In early August, the New Yorker sent the short article for evaluation to Lt Gen Leslie Groves, that had supervised the Manhattan Project. Unbelievably sufficient, Groves called Shawn to state he was greenlighting the tale yet wanted a few adjustments, as well as sent off among his public connections officers to the New Yorker offices the next day. Groves himself authorized the last variation of the story. The information of the meeting at the New Yorker are unknown. While particular contentious components in the very first draft had vanished by the time the post went to press, those noninclusions didn’t take away from the story’s effective effect.

Fallout is at its most gripping when Blume describes the write-up’s immediate, remarkable impact on a public that had actually been maintained in the dark regarding the human devastation in Hiroshima. Newsstands promptly sold out. Excerpts ran in newspapers around the globe. (Hersey enabled the serialisation on the problem that in lieu of repayment to him, the papers make payments to the American Red Cross.) The write-up read on the radio, in its totality, over four consecutive evenings. Albert Einstein ordered 1,000 copies for circulation. Alfred A Knopf later published it as a book.

The Truman administration clambered to spin the effect of the write-up. The head of state and also his previous assistant of battle, Henry L Stimson, enhanced their efforts to assert that the bombs had actually shortened the war; that lives on both sides had actually been saved due to the fact that or else Japan would certainly have continued a protracted, bloody fight to the last man.Editors and reporters throughout the nation fasted to denounce the silence and privacy that had actually shrouded the aftermath of the nuclear attacks on Hiroshima and also Nagasaki. In a mad editorial, the Monterey Peninsula Herald in Northern California wrote that the efforts of the United States government to conceal the complete tale made Americans appear like “amoral fools”.

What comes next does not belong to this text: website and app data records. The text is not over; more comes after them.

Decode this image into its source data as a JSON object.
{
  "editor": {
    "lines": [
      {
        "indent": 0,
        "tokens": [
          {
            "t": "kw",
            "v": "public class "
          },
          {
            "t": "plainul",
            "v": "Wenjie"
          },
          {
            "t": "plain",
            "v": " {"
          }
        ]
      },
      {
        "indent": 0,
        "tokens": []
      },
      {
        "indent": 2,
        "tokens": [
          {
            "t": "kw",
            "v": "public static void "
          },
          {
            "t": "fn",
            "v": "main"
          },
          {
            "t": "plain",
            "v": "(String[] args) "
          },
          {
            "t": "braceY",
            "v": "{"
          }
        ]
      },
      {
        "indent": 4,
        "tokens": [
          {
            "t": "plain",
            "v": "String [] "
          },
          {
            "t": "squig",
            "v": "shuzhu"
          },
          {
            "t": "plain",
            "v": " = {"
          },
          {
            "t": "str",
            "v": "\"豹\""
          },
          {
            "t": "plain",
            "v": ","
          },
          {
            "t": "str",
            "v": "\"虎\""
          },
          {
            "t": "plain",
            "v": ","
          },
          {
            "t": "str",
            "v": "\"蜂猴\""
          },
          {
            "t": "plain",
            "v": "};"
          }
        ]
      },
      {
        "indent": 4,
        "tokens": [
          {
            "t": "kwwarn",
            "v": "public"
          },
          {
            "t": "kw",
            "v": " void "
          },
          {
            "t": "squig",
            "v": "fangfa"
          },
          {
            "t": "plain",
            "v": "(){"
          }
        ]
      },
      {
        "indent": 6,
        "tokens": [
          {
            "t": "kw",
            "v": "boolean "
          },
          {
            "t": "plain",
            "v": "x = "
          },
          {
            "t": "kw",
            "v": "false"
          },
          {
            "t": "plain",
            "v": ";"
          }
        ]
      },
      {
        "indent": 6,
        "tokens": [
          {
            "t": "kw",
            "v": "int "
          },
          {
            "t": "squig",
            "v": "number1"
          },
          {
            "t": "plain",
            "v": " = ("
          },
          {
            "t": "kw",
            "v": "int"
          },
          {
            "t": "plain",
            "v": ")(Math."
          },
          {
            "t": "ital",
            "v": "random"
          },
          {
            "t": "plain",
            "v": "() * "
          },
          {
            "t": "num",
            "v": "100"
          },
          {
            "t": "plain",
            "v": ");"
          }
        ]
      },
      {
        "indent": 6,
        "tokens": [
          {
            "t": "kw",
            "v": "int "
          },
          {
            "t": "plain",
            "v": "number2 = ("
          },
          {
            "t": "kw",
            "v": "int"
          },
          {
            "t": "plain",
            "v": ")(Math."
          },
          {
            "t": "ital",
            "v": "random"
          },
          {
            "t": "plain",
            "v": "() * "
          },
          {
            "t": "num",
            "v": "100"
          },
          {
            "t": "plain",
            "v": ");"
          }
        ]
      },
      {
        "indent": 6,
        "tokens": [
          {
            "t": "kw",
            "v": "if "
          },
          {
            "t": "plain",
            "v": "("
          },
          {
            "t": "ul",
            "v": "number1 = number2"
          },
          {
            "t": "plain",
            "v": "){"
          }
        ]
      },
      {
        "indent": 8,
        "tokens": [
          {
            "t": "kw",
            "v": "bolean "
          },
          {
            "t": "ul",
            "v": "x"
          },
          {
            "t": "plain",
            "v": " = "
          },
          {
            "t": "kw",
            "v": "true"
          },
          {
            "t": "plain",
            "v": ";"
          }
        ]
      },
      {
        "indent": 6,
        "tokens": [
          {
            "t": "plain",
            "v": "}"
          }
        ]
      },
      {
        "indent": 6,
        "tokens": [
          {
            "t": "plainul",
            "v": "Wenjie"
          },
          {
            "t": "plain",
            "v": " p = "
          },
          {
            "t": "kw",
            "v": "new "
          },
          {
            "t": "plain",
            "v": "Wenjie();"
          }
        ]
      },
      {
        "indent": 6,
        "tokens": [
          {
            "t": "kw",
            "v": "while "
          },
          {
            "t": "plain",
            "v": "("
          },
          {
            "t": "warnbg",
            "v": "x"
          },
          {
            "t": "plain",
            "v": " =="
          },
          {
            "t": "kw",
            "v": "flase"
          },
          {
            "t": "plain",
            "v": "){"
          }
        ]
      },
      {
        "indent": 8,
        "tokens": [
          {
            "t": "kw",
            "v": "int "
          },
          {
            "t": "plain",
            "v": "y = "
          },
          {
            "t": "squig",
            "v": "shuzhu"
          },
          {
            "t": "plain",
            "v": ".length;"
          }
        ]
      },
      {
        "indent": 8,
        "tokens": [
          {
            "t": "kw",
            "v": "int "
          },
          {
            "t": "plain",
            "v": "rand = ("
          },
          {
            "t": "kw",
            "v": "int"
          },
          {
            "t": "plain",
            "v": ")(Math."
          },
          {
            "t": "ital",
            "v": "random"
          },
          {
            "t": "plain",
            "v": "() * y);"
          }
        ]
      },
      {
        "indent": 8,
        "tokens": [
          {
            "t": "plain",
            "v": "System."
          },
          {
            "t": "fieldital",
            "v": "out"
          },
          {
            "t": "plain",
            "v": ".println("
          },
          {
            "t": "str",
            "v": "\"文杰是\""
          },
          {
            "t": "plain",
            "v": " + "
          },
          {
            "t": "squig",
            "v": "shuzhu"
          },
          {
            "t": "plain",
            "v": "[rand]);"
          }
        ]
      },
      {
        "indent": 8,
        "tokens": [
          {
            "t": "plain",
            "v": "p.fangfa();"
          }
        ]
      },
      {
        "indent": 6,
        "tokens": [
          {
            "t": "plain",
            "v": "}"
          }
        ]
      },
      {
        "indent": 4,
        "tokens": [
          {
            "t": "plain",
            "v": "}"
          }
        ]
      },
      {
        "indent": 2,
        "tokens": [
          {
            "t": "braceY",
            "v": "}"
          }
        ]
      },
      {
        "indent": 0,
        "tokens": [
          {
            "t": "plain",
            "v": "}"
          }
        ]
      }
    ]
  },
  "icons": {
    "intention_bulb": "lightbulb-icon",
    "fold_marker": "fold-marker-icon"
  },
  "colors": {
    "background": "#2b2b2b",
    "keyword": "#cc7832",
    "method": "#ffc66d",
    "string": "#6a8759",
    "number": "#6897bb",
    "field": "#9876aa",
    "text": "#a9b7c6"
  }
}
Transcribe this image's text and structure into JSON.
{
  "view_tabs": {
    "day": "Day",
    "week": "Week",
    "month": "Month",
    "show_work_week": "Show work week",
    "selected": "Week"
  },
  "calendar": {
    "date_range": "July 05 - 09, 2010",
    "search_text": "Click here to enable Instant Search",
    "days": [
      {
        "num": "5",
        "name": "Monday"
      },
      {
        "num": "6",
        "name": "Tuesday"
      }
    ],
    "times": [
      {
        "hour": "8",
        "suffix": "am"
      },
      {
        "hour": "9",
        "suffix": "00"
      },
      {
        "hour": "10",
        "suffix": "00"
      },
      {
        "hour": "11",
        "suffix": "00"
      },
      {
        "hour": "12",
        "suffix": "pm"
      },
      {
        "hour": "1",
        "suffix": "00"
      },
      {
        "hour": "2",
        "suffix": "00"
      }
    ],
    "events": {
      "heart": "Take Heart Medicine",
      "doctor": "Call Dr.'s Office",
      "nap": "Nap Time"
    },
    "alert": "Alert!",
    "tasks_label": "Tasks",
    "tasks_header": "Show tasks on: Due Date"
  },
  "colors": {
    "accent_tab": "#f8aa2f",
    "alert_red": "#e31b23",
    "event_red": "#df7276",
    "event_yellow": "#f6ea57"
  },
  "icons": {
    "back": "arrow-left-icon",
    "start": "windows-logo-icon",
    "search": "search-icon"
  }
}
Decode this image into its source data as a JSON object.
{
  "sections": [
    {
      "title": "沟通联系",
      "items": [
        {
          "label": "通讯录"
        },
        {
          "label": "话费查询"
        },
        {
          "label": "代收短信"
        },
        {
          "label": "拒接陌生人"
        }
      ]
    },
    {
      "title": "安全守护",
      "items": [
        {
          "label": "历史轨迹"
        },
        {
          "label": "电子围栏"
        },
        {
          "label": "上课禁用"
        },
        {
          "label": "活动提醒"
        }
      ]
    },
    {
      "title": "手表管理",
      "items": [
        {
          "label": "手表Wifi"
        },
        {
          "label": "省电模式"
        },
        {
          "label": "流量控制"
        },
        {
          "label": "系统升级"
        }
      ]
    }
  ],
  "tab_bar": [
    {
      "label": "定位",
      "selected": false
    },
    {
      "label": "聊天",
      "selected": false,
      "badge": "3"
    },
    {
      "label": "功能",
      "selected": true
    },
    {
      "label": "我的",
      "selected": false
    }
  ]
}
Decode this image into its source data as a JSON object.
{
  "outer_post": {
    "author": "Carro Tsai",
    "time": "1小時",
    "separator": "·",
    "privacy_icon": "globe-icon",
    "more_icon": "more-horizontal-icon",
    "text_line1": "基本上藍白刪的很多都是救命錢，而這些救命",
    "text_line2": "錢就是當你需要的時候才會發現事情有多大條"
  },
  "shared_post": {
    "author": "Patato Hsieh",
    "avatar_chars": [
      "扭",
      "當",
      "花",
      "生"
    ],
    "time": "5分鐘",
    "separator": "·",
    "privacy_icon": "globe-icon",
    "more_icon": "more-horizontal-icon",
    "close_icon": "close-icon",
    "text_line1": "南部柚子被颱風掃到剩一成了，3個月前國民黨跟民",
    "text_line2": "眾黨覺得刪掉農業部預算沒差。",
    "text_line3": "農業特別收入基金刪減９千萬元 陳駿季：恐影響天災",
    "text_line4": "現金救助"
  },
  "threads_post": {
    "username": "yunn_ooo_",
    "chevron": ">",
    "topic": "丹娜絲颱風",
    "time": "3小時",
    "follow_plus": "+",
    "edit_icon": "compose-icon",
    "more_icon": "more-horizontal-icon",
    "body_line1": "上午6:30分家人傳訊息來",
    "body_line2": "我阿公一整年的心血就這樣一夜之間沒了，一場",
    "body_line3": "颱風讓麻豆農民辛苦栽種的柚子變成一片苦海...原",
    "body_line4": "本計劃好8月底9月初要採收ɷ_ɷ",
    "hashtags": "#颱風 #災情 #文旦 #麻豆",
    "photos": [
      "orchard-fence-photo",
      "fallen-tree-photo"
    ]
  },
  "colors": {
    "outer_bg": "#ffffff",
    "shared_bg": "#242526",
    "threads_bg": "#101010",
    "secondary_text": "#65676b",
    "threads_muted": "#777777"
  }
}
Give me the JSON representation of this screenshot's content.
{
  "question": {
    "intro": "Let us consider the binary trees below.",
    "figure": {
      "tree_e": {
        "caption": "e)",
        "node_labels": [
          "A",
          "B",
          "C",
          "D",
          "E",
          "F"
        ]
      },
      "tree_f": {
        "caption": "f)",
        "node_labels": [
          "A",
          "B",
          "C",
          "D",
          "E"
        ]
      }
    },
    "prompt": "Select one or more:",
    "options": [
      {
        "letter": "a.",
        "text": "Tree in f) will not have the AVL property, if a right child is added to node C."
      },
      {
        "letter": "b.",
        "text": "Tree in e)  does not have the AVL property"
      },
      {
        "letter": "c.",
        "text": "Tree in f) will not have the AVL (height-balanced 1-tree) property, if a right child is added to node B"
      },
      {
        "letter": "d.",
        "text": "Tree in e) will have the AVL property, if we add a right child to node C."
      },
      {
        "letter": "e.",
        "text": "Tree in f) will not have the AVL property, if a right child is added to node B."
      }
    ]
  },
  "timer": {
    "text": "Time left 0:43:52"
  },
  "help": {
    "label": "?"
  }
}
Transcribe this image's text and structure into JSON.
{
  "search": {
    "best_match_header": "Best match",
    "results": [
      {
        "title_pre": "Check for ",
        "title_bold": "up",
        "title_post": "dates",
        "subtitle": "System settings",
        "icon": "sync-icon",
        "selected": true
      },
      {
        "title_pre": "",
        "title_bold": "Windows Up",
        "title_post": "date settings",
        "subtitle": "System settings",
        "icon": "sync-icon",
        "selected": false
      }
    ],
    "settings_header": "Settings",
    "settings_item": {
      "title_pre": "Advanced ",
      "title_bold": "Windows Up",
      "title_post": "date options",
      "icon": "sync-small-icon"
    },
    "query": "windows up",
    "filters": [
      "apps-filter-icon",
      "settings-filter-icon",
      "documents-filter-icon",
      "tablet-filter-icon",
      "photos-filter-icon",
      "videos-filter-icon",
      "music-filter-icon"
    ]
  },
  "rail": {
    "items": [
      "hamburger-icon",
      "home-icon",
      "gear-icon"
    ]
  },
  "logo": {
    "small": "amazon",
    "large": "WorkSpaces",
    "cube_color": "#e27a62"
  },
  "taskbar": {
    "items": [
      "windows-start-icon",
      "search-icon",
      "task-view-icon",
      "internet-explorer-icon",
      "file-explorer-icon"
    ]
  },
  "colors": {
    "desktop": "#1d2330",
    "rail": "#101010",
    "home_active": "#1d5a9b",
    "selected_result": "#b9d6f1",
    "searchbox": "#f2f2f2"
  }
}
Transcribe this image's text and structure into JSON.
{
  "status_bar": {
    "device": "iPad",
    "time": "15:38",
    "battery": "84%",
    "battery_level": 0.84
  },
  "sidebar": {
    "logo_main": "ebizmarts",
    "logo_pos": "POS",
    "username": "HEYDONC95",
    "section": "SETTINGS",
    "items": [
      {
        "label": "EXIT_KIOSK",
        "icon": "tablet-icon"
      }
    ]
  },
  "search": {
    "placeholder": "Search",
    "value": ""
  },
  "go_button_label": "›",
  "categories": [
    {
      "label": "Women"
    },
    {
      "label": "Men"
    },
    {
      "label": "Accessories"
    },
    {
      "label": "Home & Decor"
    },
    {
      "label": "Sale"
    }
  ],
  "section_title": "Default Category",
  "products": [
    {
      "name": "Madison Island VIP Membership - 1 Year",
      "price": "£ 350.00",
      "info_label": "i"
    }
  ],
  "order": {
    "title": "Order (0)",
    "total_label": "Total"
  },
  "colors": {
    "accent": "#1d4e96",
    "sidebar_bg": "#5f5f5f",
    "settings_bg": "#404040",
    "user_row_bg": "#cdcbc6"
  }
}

It’s clear that Blume put herself into this task. For a sense of the sheer quantity of job that went into it, simply read her acknowledgements. Where most writers’ acknowledgements are wholehearted but brief, Blume’s run seven web pages. Her endnotes use up a monstrous 64 pages.

So engaging is Blume’s story-of-a-story that as soon as I completed checking out Fallout, I went back to the initial New Yorker short article, which I last check out a number of decades go. Reading Hersey’s account currently– along with Hiroshima: The Aftermath, a follow-up Hersey wrote for the publication in 1985– through the lens of Blume’s backstory, I appreciated still a lot more what it took to bring the story of Hiroshima to light.

Hersey passed away in 1993, and also how he would certainly respond to this tiny assessment of his critical work can’t be understood. He avoided the limelight as assiduously as his contemporaries sought it. He really did not have a literary representative as well as rarely gave interviews.

But here’s a tip that Hersey could have authorized of Blume’s publication. Amongst the lots of individuals Blume many thanks in her recognitions is one Koko Tanimoto Kondo. Kondo is the daughter of the above-mentioned Rev Tanimoto. When the bomb hit, Kondo was an infant in her mommy’s arms. Both were hidden under heavy wood as well as rubble. Her mom took care of to damage out an opening in the debris huge enough to press the infant via. Kondo was her guide with the city when Blume travelled to Hiroshima for research study. It appears suitable that Blume committed her publication to Kondo, a gesture to the shining light of mankind that infused Hersey’s initial post. It’s a gesture Hersey is likely to have valued.

Leave a Reply

Your email address will not be published. Required fields are marked *